Wednesday, May 5, 1999 Published at 22:54 GMT 23:54 UK
Catching twisters by the tail
Chuck Doswell chased the tornado for 30 minutes
By BBC News Online's Kevin Anderson in Washington
When Chuck Doswell saw the storm that cut a path of destruction across the US state of Oklahoma on Monday, he knew in an instant that this storm was "off the scale".
For 30 minutes, Mr Doswell, a research meteorologist with the National Severe Storms Laboratory, rode along "with the monster".
He is a storm chaser, a person who either for research or personal curiosity trails these deadly storms.
Tornadoes usually dissipate in 10 to 15 minutes. "This one just kept going and going," he said.
He followed the storm for 30 miles from its inception near the town of Chickasha to south of Oklahoma City, where it caused so much destruction.
When he first saw the storm, he immediately recognised it as a classic supercell, a massive thunderstorm.
The heart of the storm
Shortly after Mr Doswell arrived intercepted the storm on Monday, a large cone-shaped tornado dropped from the sky. It quickly dissipated.
"But I thought, 'this storm is not done,'" Mr Doswell said.
He followed the storm for 30 miles looking "right up into the heart of it", and he said it was clear that the storm would produce another tornado.
In that minute, a huge funnel touched down, and instead of dissipating, it grew.
'Something awful was about to happen'
But then he noticed ragged bits of pink fibreglass insulation mixed with the rain pelting his windscreen. He thought: We may be in open country, but somebody got hammered.
The rain was full of debris - leaves, branches, shredded bits of paper, and mud. "Then I began to realise. We're getting close to Oklahoma City," Mr Doswell said.
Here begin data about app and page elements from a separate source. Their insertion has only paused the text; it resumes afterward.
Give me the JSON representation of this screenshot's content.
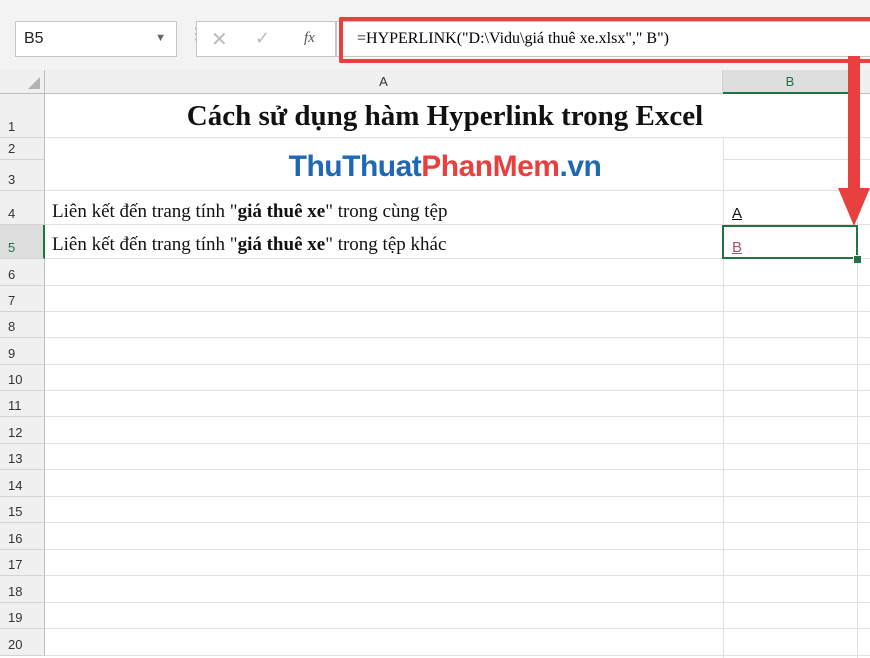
{
  "formula_bar": {
    "name_box": "B5",
    "formula": "=HYPERLINK(\"D:\\Vidu\\giá thuê xe.xlsx\",\" B\")",
    "cancel_icon": "x-icon",
    "enter_icon": "check-icon",
    "function_icon": "fx-icon"
  },
  "columns": [
    "A",
    "B"
  ],
  "rows": [
    "1",
    "2",
    "3",
    "4",
    "5",
    "6",
    "7",
    "8",
    "9",
    "10",
    "11",
    "12",
    "13",
    "14",
    "15",
    "16",
    "17",
    "18",
    "19",
    "20"
  ],
  "cells": {
    "title": "Cách sử dụng hàm Hyperlink trong Excel",
    "brand": {
      "part1": "ThuThuat",
      "part2": "PhanMem",
      "part3": ".vn"
    },
    "a4": {
      "prefix": "Liên kết đến trang tính \"",
      "bold": "giá thuê xe",
      "suffix": "\" trong cùng tệp"
    },
    "a5": {
      "prefix": "Liên kết đến trang tính \"",
      "bold": "giá thuê xe",
      "suffix": "\" trong tệp khác"
    },
    "b4": "A",
    "b5": "B"
  },
  "colors": {
    "accent_green": "#217346",
    "highlight_red": "#e8403e",
    "brand_blue": "#1f68b3"
  }
}
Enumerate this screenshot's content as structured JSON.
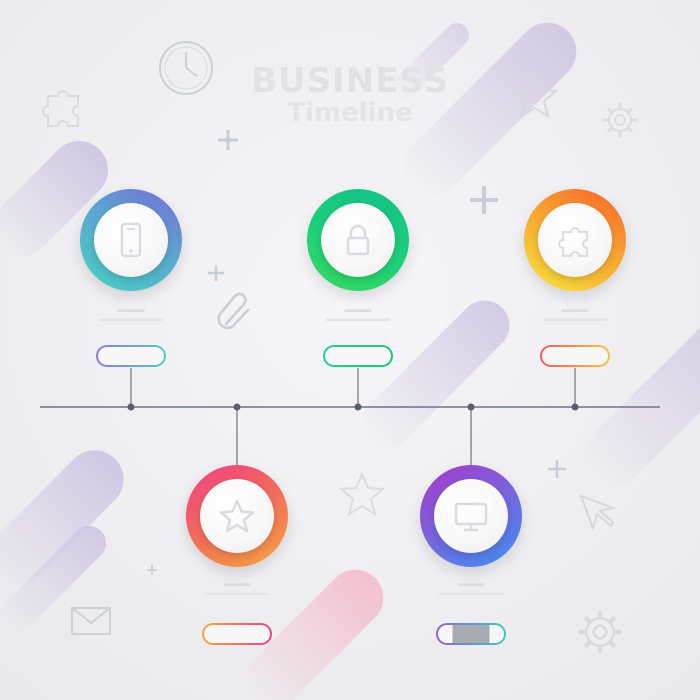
{
  "title": {
    "line1": "BUSINESS",
    "line2": "Timeline"
  },
  "colors": {
    "timeline": "#6f7283",
    "stripe": "#d7cde4",
    "deco": "#cfd5dd"
  },
  "milestones": [
    {
      "id": "m1",
      "icon": "smartphone-icon",
      "position": "top",
      "ring": [
        "#49d1c2",
        "#7b6bd6"
      ]
    },
    {
      "id": "m2",
      "icon": "lock-icon",
      "position": "top",
      "ring": [
        "#1fd277",
        "#12c08a"
      ]
    },
    {
      "id": "m3",
      "icon": "puzzle-icon",
      "position": "top",
      "ring": [
        "#f5e53c",
        "#f7602b"
      ]
    },
    {
      "id": "m4",
      "icon": "star-icon",
      "position": "bottom",
      "ring": [
        "#f5a640",
        "#ef3f86"
      ]
    },
    {
      "id": "m5",
      "icon": "monitor-icon",
      "position": "bottom",
      "ring": [
        "#3f8ff0",
        "#a738c9"
      ]
    }
  ],
  "decorations": [
    "clock-icon",
    "puzzle-outline-icon",
    "star-outline-icon",
    "gear-icon",
    "plus-icon",
    "paperclip-icon",
    "envelope-icon",
    "cursor-icon"
  ]
}
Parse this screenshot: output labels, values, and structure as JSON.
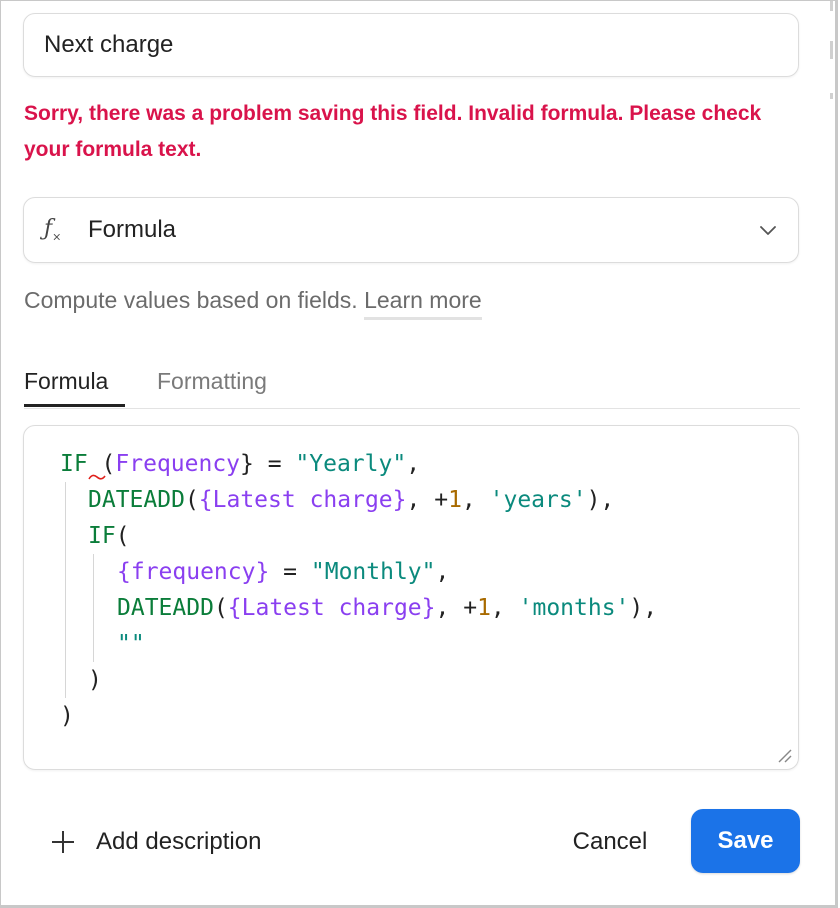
{
  "field": {
    "name_value": "Next charge",
    "error_message": "Sorry, there was a problem saving this field. Invalid formula. Please check your formula text."
  },
  "type_select": {
    "icon": "formula-fx-icon",
    "label": "Formula"
  },
  "hint": {
    "text": "Compute values based on fields.",
    "link_label": "Learn more"
  },
  "tabs": [
    {
      "label": "Formula",
      "active": true
    },
    {
      "label": "Formatting",
      "active": false
    }
  ],
  "formula_lines": [
    "IF (Frequency} = \"Yearly\",",
    "DATEADD({Latest charge}, +1, 'years'),",
    "IF(",
    "{frequency} = \"Monthly\",",
    "DATEADD({Latest charge}, +1, 'months'),",
    "\"\"",
    ")",
    ")"
  ],
  "footer": {
    "add_description_label": "Add description",
    "cancel_label": "Cancel",
    "save_label": "Save"
  },
  "colors": {
    "error": "#d9134b",
    "primary": "#1b73e8",
    "keyword": "#0b7d3a",
    "field_ref": "#8a3ff0",
    "string": "#0b8a7d",
    "number": "#a86a00"
  }
}
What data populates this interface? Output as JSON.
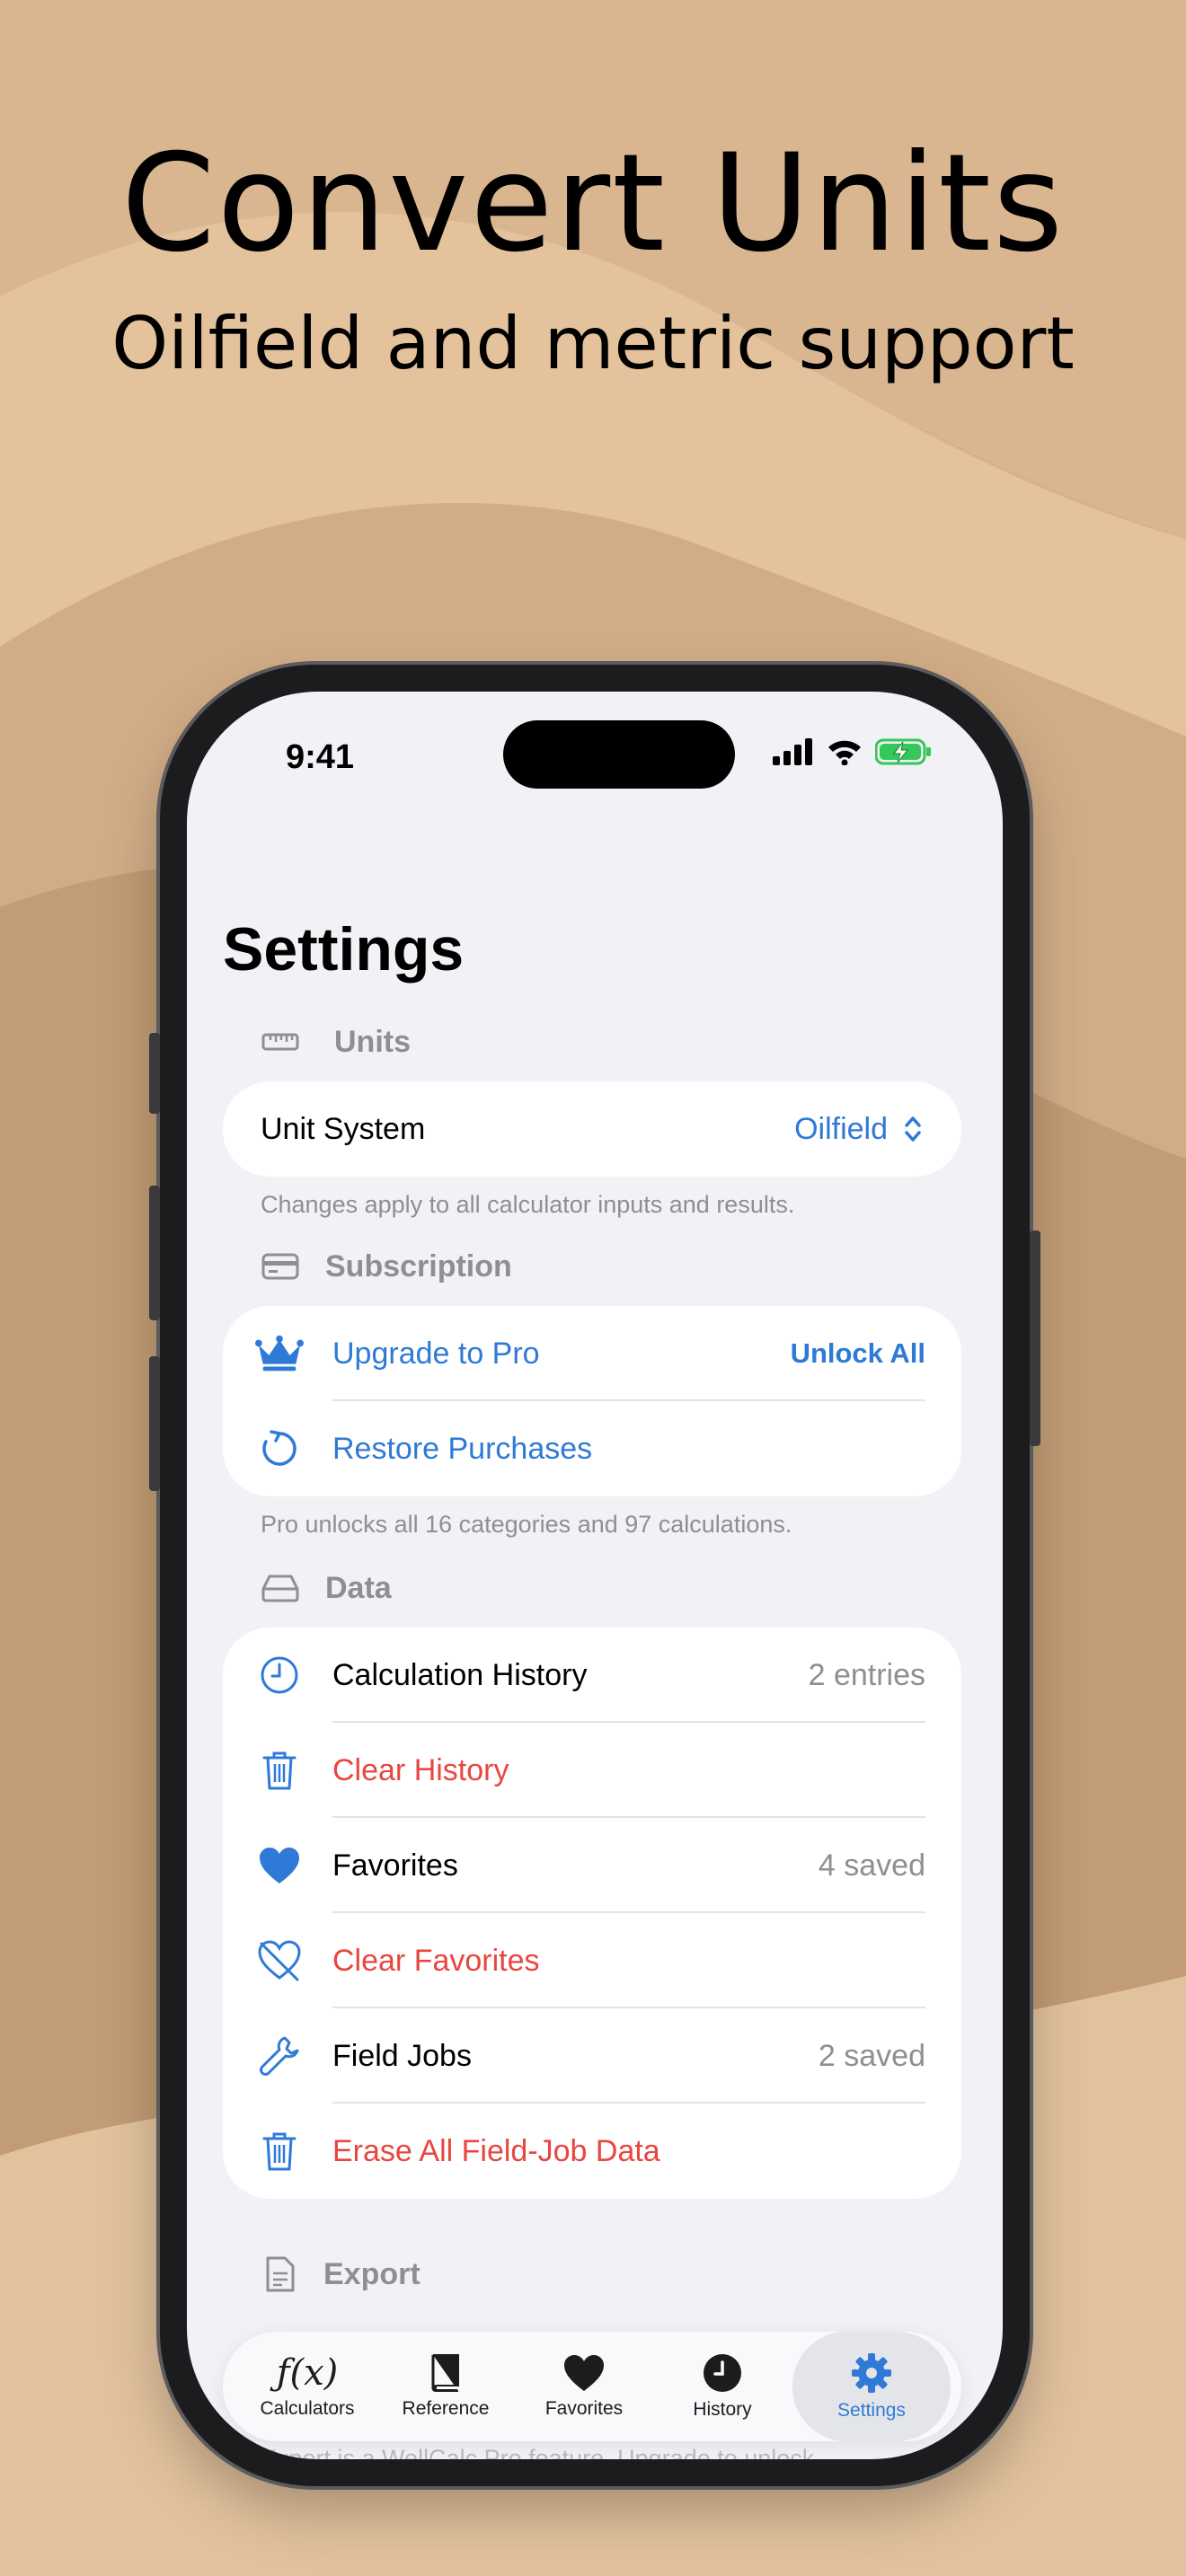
{
  "hero": {
    "title": "Convert Units",
    "subtitle": "Oilfield and metric support"
  },
  "status_bar": {
    "time": "9:41"
  },
  "screen": {
    "title": "Settings",
    "units": {
      "header": "Units",
      "unit_system_label": "Unit System",
      "unit_system_value": "Oilfield",
      "footer": "Changes apply to all calculator inputs and results."
    },
    "subscription": {
      "header": "Subscription",
      "upgrade_label": "Upgrade to Pro",
      "upgrade_action": "Unlock All",
      "restore_label": "Restore Purchases",
      "footer": "Pro unlocks all 16 categories and 97 calculations."
    },
    "data": {
      "header": "Data",
      "history_label": "Calculation History",
      "history_value": "2 entries",
      "clear_history": "Clear History",
      "favorites_label": "Favorites",
      "favorites_value": "4 saved",
      "clear_favorites": "Clear Favorites",
      "field_jobs_label": "Field Jobs",
      "field_jobs_value": "2 saved",
      "erase_field_jobs": "Erase All Field-Job Data"
    },
    "export": {
      "header": "Export",
      "footer": "Export is a WellCalc Pro feature. Upgrade to unlock"
    }
  },
  "tab_bar": {
    "tabs": [
      {
        "label": "Calculators",
        "icon": "function-icon"
      },
      {
        "label": "Reference",
        "icon": "book-icon"
      },
      {
        "label": "Favorites",
        "icon": "heart-icon"
      },
      {
        "label": "History",
        "icon": "clock-icon"
      },
      {
        "label": "Settings",
        "icon": "gear-icon"
      }
    ],
    "selected": "Settings"
  },
  "colors": {
    "accent": "#2f7ad6",
    "destructive": "#e8463f",
    "background": "#d8b58e",
    "screen_background": "#f2f1f6"
  }
}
He began to see power flashes as the storm hit power lines and transformers. "I realised something awful was about to happen."
The base of the tornado contained dark streaks meaning that it was hitting houses in the suburbs.
Mr Doswell takes three weeks vacation a year just to chase these awesome storms. In those three weeks, he counts himself "lucky" if he spends one hour chasing a tornado. On Monday, he saw two tornadoes in 30 minutes.
"If you haven't experienced a tornado, you can't possibly imagine what a storm like this can do," he said.
A tornado can sweep a well constructed home from its foundation and scatter the debris for miles. It can pick up train carriages.
Considering the destructive power of these storms, he said it is miraculous that so many people survive. Most people in the central Great Plains, which is also known as Tornado Alley, are reasonably well prepared.
He worries about tornadoes that strike people who do not live in Tornado Alley, who might not be as well prepared.
"A similar tornado outside of Tornado Alley could produce hundreds of casualties, easily," he said.